The term Danish pastry may lead you to think that it is a generic term for all local Danish pastries from Denmark. Yet, what you assume is not half-bad. It is true that they have several varieties of Danish pastry. One of them is WienerbrødWhat they call Wienerbrød in Denmark is a flaky, sweet bread filled with custard or jam and white icing. It translates into 'Vienesse bread', named after the Austrian bakers who introduced Copenhagen to the technique of making laminated dough.  


Danish pastry has many other varieties with different fillings, such as SpandauerFrøsnapper,  ChokoladebolleTebirkesDirektørsnegl, and Kanelgiffel


Speaking of laminated dough, croissant is another pastry that has garnered a worldwide fan following. While the origin of the croissant is thought to be Austria, many people dispute that claim. According to them, France is the origin. Interestingly, the croissant is a famous example of Viennoiserie pastry, which means “things of Vienna”. So that's what we're going with. Viennoiserie is one of the pastry types, along with puff, choux, and danish pastry. But sometimes, Danish may be called Viennoiserie pastry.  


Croissant Vs. Danish 

Making a croissant is a multi-layered process, and you can’t hack it with a quick and easy recipe. The same goes for Danish, but the dough rounds vary. The baker has to fold the pastry to create 27 layers so it can be called truly Danish. On the other hand, the classic croissant will have 55 layers. Isn’t that fascinating?  

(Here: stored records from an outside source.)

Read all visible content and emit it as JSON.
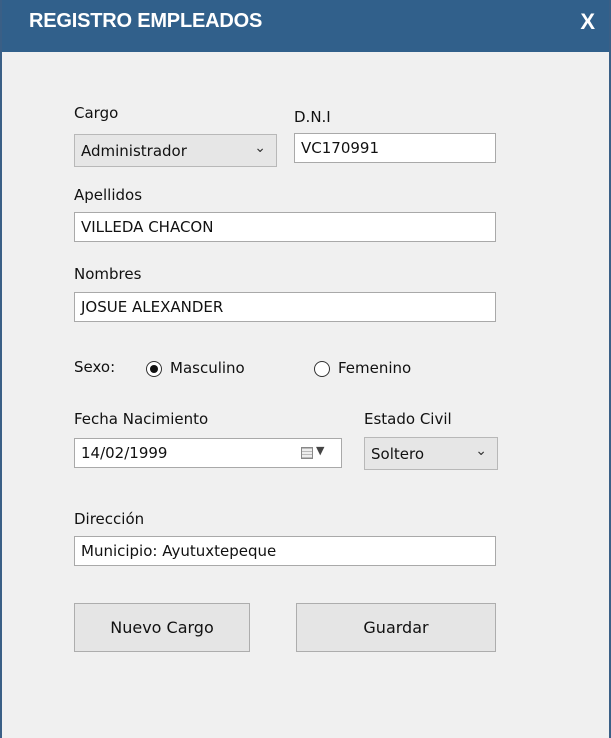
{
  "window": {
    "title": "REGISTRO EMPLEADOS",
    "close_label": "X"
  },
  "form": {
    "cargo_label": "Cargo",
    "cargo_value": "Administrador",
    "dni_label": "D.N.I",
    "dni_value": "VC170991",
    "apellidos_label": "Apellidos",
    "apellidos_value": "VILLEDA CHACON",
    "nombres_label": "Nombres",
    "nombres_value": "JOSUE ALEXANDER",
    "sexo_label": "Sexo:",
    "sexo_options": [
      {
        "label": "Masculino",
        "selected": true
      },
      {
        "label": "Femenino",
        "selected": false
      }
    ],
    "fecha_label": "Fecha Nacimiento",
    "fecha_value": "14/02/1999",
    "estado_label": "Estado Civil",
    "estado_value": "Soltero",
    "direccion_label": "Dirección",
    "direccion_value": "Municipio: Ayutuxtepeque"
  },
  "buttons": {
    "nuevo_cargo": "Nuevo Cargo",
    "guardar": "Guardar"
  },
  "icons": {
    "close": "close-icon",
    "dropdown": "chevron-down-icon",
    "calendar": "calendar-icon"
  },
  "colors": {
    "titlebar": "#31608b",
    "window_bg": "#f0f0f0"
  }
}
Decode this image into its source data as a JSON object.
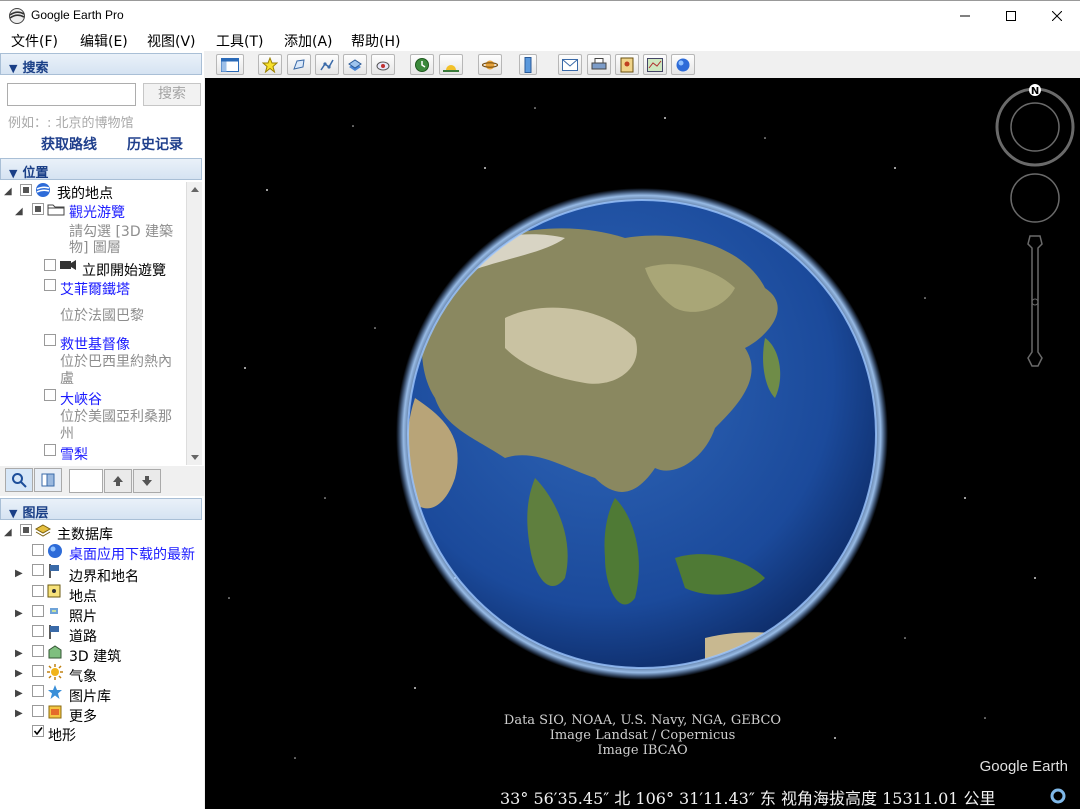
{
  "window": {
    "title": "Google Earth Pro",
    "minimize": "—",
    "maximize": "☐",
    "close": "✕"
  },
  "menu": [
    "文件(F)",
    "编辑(E)",
    "视图(V)",
    "工具(T)",
    "添加(A)",
    "帮助(H)"
  ],
  "search": {
    "header": "搜索",
    "button": "搜索",
    "hint": "例如：: 北京的博物馆",
    "get_directions": "获取路线",
    "history": "历史记录",
    "value": ""
  },
  "places": {
    "header": "位置",
    "items": [
      {
        "label": "我的地点"
      },
      {
        "label": "觀光游覽"
      },
      {
        "label": "請勾選 [3D 建築"
      },
      {
        "label": "物] 圖層"
      },
      {
        "label": "立即開始遊覽"
      },
      {
        "label": "艾菲爾鐵塔"
      },
      {
        "label": "位於法國巴黎"
      },
      {
        "label": "救世基督像"
      },
      {
        "label": "位於巴西里約熱內"
      },
      {
        "label": "盧"
      },
      {
        "label": "大峽谷"
      },
      {
        "label": "位於美國亞利桑那"
      },
      {
        "label": "州"
      },
      {
        "label": "雪梨"
      }
    ]
  },
  "layers": {
    "header": "图层",
    "items": [
      {
        "label": "主数据库"
      },
      {
        "label": "桌面应用下载的最新"
      },
      {
        "label": "边界和地名"
      },
      {
        "label": "地点"
      },
      {
        "label": "照片"
      },
      {
        "label": "道路"
      },
      {
        "label": "3D 建筑"
      },
      {
        "label": "气象"
      },
      {
        "label": "图片库"
      },
      {
        "label": "更多"
      },
      {
        "label": "地形"
      }
    ]
  },
  "navigation": {
    "north": "N"
  },
  "attribution": [
    "Data SIO, NOAA, U.S. Navy, NGA, GEBCO",
    "Image Landsat / Copernicus",
    "Image IBCAO"
  ],
  "brand": "Google Earth",
  "status": {
    "lat": "33° 56′35.45″ 北",
    "lon": "106° 31′11.43″ 东",
    "alt_label": "视角海拔高度",
    "alt_value": "15311.01 公里"
  },
  "colors": {
    "accent": "#1a3f87",
    "link": "#1a1aff",
    "sky": "#000000",
    "ocean": "#1c4fa0"
  }
}
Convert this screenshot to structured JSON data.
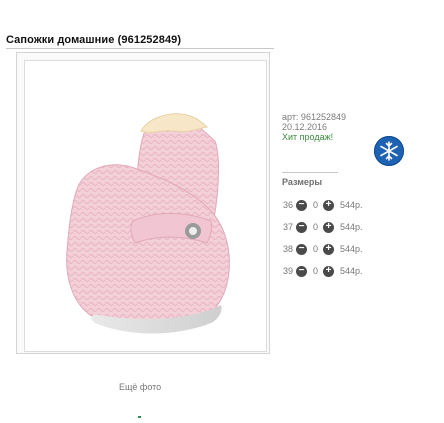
{
  "product": {
    "title": "Сапожки домашние (961252849)",
    "more_photos_label": "Ещё фото"
  },
  "info": {
    "article_label": "арт: 961252849",
    "date": "20.12.2016",
    "hit_label": "Хит продаж!",
    "sizes_label": "Размеры"
  },
  "sizes": [
    {
      "size": "36",
      "qty": "0",
      "price": "544р."
    },
    {
      "size": "37",
      "qty": "0",
      "price": "544р."
    },
    {
      "size": "38",
      "qty": "0",
      "price": "544р."
    },
    {
      "size": "39",
      "qty": "0",
      "price": "544р."
    }
  ],
  "icons": {
    "minus": "minus-icon",
    "plus": "plus-icon",
    "season": "snowflake-icon"
  },
  "colors": {
    "hit_green": "#3e8d3e",
    "season_badge_blue": "#1e62b4",
    "button_gray": "#4a4a4a"
  }
}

Both the pastries have remarkably similar recipes, but a traditional Danish pastry makes use of eggs too. The purpose is to hold the dough and make it sturdier to add fillings. A lot of times, people may use croissant dough for the Danish pastry. But the taste is different. In traditional bakeries making danish and croissant pastries, the rules are clear-cut.   


Pastry lovers are very clear about the techniques used to laminate dough, which distinguishes one pastry from another. So which one are you picking up tsate your cravings?